What, malt I 'tlH not fur gravity U play ul cherry-pll with NiiU.n . .
I'rlino, wrcundo, loitlo, Is u gootl play .......

That's all one, our play is done, And we'll strive to pleaso you every

day . .......... y 1

Go, play, boy, play : thy mother plnys, ami I I'lay too . . II'. Talc i 2
I llcni.iin <i pincb'd thing ; yea, a very trick For thi-m to play at will . ii 1
Like a bank for love to lie and play on ....... iv 4
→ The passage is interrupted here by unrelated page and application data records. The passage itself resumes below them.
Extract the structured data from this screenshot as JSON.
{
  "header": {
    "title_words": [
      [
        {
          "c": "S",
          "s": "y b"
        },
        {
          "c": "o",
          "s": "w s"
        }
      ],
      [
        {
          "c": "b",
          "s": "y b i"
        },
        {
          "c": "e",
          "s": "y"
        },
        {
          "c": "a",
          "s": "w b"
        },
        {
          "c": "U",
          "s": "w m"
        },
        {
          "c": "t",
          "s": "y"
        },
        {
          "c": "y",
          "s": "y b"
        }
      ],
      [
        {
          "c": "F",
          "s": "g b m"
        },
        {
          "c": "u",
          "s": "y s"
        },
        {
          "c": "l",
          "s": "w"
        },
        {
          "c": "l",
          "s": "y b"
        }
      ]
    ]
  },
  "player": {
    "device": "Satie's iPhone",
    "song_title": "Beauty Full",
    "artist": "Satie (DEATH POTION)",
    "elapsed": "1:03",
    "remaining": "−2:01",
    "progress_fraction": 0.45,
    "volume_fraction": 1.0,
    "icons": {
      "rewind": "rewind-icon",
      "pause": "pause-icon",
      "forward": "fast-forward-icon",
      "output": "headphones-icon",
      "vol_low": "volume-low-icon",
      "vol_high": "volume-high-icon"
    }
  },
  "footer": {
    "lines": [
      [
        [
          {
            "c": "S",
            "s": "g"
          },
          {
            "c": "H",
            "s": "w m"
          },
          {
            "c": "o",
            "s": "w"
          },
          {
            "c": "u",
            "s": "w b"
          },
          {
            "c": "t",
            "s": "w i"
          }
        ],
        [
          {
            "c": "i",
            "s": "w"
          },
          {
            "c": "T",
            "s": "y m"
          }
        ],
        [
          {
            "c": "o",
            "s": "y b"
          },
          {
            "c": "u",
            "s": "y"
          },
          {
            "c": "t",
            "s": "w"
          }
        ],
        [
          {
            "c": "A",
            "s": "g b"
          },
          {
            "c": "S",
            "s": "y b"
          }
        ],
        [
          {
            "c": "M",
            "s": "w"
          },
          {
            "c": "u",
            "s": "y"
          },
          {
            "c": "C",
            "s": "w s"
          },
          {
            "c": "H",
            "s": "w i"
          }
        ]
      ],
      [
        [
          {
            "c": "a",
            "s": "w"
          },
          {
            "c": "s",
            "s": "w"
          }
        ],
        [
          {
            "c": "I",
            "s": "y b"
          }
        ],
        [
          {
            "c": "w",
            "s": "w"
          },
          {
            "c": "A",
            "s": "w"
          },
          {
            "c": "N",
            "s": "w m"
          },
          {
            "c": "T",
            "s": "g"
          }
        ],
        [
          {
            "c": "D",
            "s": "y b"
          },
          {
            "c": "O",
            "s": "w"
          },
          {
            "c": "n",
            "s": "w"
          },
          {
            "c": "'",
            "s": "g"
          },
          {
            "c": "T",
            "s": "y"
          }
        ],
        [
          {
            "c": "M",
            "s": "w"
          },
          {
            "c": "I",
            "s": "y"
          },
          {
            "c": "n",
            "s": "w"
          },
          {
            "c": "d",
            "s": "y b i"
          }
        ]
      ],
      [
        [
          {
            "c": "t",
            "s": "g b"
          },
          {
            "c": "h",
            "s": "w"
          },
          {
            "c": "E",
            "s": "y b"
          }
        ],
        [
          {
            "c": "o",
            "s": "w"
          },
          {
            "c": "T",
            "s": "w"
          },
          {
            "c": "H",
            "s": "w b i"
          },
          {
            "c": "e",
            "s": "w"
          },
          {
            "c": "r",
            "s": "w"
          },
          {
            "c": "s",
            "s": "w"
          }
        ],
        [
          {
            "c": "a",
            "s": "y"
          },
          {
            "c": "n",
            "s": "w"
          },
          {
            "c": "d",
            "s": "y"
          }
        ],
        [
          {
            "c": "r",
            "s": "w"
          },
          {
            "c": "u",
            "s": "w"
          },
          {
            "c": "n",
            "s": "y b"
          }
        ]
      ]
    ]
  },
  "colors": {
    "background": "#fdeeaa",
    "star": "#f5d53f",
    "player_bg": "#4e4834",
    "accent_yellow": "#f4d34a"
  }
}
Wethinks I play as I have seen them do In Whitsun pastorals . . iv 4
lly care To have you royally appointed as if The scene you play were

mine ............. iv 4

I see tho play so lies That I must bear a purt ...... iv 4

I ('she did play false, the fault was hers

What tho devil art thou ? Ono that will play tho devil, sir, will


1 2 3 4 5 6 7 8 9 10 11 12 13 14 15 16 17 18 19 20 21 22 23 24 25 26 27 28 29 30 31 32 33 34 35 36 37 38 39 40 41 42 43 44 45 46 47 48 49 50 51 52 53 54 55 56 57 58 59 60 61 62 63 64 65 66 67 68 69 70 71 72 73 74 75 76 77 78 79 80 81 82 83 84 85 86 87 88 89 90 91 92 93 94 95 96 97 98 99 100 101 102 103 104 105 106 107 108 109 110 111 112 113 114 115 116 117 118 119 120 121 122 123 124 126 128 129 130 131 132 133 134 135 136 137 138 139 140 141 142 143 144 145 146 147 148 149 150 151 152 153 154 155 156 157 158 159 160 161 162 163 164 165 166 167 168 169 170 171 172 173 174 175 176 177 178 179 180 181 182 183 184 185 186 187 188 189 190 191 192 193 194 195 196 197 198 199 200 201 202 203 204 205 206 207 208 209 210 211 212 213 214 215 216 217 218 219 220 221 222 223 224 225 226 227 228 229 230 231 232 233 234 235 236 237 238 239 240 241 242 243 244 245 246 247 248 249 250 251 252 253 254 255 256 257 258 259 260 261 262 263 264 265 266 267 268 269 270 271 272 273 274 275 276 277 278 279 280 281 282 283 284 285 286 287 288 289 290 291 292 293 294 295 296 297 298 299 300 301 302 303 304 305 306 307 308 309 310 311 312 313 314 315 316 317 318 319 320 321 322 323 324 325 326 327 328 329 330 331 332 333 334 335 336 337 338 339 340 341 342 343 344 345 346 347 348 349 350 351 352 353 354 355 356 357 358 359 360 361 362 363 364 365 366 367 368 369 370 371 372 373 374 375 376 377 378 379 380 381 382 383 384 385 386 387 388 389 390 391 392 393 394 395 396 397 398 399 400 401 402 403 404 405 406 407 408 409 410 411 412 413 414 415 416 417 418 419 420 421 422 423 424 425 426 427 428 429 430 431 432 433 434 435 436 437 438 439 440 441 442 443 444 445 446 447 448 449 450 451 452 453 454 455 456 457 458 459 460 461 462 463 464 465 466 467 468 469 470 471 472 473 474 475 476 477 478 479 480 481 482 483 484 485 486 487 488 489 490 491 492 493 494 495 496 497 498 499 500 501 502 503 504 505 506 507 508 509 510 511 512 513 514 515 516 517 518 519 520 521 522 523 524 525 526 527 528 529 530 531

Online LibraryJohn BartlettA new and complete concordance, or verbal index to words, phrases & passages in the dramatic works of Shakespeare, with a supplementary concordance to the poems (Volume 2) → online text (page 126 of 531)